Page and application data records
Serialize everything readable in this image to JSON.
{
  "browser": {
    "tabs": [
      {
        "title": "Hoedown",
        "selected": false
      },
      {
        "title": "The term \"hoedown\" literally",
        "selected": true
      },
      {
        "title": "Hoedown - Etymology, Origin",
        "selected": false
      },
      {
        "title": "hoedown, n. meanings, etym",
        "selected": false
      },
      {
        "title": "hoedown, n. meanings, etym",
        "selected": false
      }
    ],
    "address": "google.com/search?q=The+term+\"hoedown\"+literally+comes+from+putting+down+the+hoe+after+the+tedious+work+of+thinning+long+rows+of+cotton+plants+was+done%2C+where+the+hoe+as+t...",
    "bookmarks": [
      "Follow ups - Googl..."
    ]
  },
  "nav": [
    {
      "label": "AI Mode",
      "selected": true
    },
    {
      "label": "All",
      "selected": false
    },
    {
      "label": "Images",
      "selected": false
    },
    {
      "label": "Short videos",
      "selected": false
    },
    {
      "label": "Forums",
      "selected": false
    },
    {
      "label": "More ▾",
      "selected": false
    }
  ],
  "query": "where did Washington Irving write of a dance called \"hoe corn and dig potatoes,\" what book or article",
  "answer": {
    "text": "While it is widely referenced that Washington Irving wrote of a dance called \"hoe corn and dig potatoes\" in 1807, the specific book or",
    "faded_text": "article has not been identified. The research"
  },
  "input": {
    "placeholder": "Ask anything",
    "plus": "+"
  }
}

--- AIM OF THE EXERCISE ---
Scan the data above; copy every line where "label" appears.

--- REPLY TO THE EXERCISE ---
      "label": "AI Mode",
      "label": "All",
      "label": "Images",
      "label": "Short videos",
      "label": "Forums",
      "label": "More ▾",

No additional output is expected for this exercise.